On Sept 24th Pope Francis addressed the assembled Congress of the United States. It was a superbly structured speech, delivered eloquently and gently by a wise and loving soul. It was not a sermon in the traditional sense so
much as a moving reminder of the best of human values.
What might Francis have said to the bees (after all, he chose his papal moniker in honor of St. Francis of Assisi?) We get an inkling if we take a few extracts directly from his 55
minute presentation and change some of the nouns (eg. colony for country or nation, worker and drone for son and daughter, etc.)
Imagine an elderly bee which has lost most of
it’s hair and is dressed in a white cassock and zucchetto with slippers on four feet, leaving two front feet free to hold his notes, addressing an assembled throng of honey bees.
“Honorable Members of the Colony, Good Friends:
“Each drone and worker of a given colony has a mission, a personal and social responsibility. Your own responsibility is to enable this colony to grow. You are called to defend and preserve the dignity of your bees in the tireless and demanding pursuit
of the common good. A colony endures when it seeks, as a vocation, to satisfy common needs by stimulating the growth of all its members, especially those in situations of greater vulnerability or risk.
“I would like to take this opportunity
to dialogue with the many thousands of worker bees who strive each day to do an honest day’s work, to bring home their bee bread – one step at a time – to build a better life for their families. These workers, in their own quiet way,
sustain the life of society. They generate solidarity by their actions, and they create an organization which offers a helping hand to those most in need.
“These bees, for all their many limitations, are able by hard work and self-sacrifice –
some at the cost of their lives – to build a better future. They shape fundamental values which will endure forever in the spirit of the hive. A colony with this spirit can live through many crises, tensions and conflicts, while always finding the resources
to move forward, and to do so with dignity. Building a future requires love of the common good and cooperation in a spirit of subsidiarity and solidarity.
“We must move forward together, as one, in a renewed spirit of fraternity and solidarity,
cooperating generously for the common good. The challenges facing us today call for a renewal of that spirit of cooperation. All activity is an expression of our compelling need to live as one, in order to build the greatest common good: that
of a community which sacrifices particular interests in order to share, in justice and peace, its goods, its interests, its social life.
“In recent centuries, millions of bees came to this land to pursue the dream of building a future in
freedom. We are not fearful of foreigners, because most of us were once foreigners. Tragically, the rights of those who were here long before us were not always respected. Those first contacts were often turbulent and violent. Nonetheless, we must resolve
now to live as nobly and as justly as possible, as we educate new generations not to turn their back on our “neighbors” and everything around us. Building a colony calls us to recognize that we must constantly relate to others, rejecting a mindset

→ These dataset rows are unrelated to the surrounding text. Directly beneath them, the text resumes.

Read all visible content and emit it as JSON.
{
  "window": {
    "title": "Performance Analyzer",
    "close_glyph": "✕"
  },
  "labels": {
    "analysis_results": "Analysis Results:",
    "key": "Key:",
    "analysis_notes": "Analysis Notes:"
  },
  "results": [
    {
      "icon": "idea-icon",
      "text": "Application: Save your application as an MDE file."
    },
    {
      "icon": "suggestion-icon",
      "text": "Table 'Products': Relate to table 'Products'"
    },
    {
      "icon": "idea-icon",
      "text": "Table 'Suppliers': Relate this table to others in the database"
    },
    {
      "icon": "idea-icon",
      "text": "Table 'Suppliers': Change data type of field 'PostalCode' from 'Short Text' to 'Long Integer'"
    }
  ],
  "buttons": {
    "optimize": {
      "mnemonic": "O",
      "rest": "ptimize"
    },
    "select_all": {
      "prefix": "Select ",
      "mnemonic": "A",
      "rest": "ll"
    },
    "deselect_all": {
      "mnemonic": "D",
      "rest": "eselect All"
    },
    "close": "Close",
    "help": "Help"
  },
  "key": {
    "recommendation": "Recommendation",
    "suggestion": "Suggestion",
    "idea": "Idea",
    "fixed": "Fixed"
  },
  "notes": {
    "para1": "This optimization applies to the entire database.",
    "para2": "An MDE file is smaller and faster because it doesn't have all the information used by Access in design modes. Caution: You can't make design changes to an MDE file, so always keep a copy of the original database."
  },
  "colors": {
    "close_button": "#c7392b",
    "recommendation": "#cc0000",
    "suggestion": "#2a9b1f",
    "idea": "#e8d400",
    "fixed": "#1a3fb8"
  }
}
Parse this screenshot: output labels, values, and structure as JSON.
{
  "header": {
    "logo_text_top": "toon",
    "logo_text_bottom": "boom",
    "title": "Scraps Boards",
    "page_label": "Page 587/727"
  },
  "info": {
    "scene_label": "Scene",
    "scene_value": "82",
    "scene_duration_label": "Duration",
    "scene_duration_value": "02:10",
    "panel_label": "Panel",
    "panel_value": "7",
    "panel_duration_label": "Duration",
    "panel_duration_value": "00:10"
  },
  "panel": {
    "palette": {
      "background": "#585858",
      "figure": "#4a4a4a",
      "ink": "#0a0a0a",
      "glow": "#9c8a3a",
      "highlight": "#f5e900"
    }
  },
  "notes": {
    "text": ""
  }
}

of hostility in order to adopt one of reciprocal subsidiarity, in a constant effort to do our best.
“Let us remember the Golden Rule: “Do unto others as you would have them do unto you.” This Rule points us in a clear direction.
Let us treat others with the same passion and compassion with which we want to be treated. Let us seek for others the same possibilities which we seek for ourselves. Let us help others to grow, as we would like to be helped ourselves. In a word, if we want
security, let us give security; if we want life, let us give life; if we want opportunities, let us provide opportunities. The yardstick we use for others will be the yardstick which time will use for us.
“This common good also includes
the earth. We need a conversation which includes everyone, since the environmental challenge we are undergoing, and its human roots, concern and affect us all. I call for a courageous and responsible effort to avert the most serious effects of the environmental
deterioration caused by human activity. I am convinced that we can make a difference. Now is the time for courageous actions and strategies, aimed at implementing a culture of care and at the same time protecting nature.
How essential the
family has been to the building of this colony. And how worthy it remains of our support and encouragement. Yet I cannot hide my concern for the family, which is threatened, perhaps as never before, from without. I can only reiterate the importance
and, above all, the richness and the beauty of family life. In particular, I would like to call attention to those family members who are the most vulnerable, the young. For many of them, a future filled with countless possibilities beckons, yet so many others
seem disoriented. Their problems are our problems. We cannot avoid them. We need to face them together.
In these remarks I have sought to present some of the richness of your apis heritage, of the spirit of the home of the honey bee.
It is my desire that this spirit will continue to develop and grow, so that as many bees as possible can inherit and dwell in this hive.”
Such words would have fallen on deaf ears (deaf antennae?) because these are lessons the bees have learned
only too well and practice every day. We, on the other hand …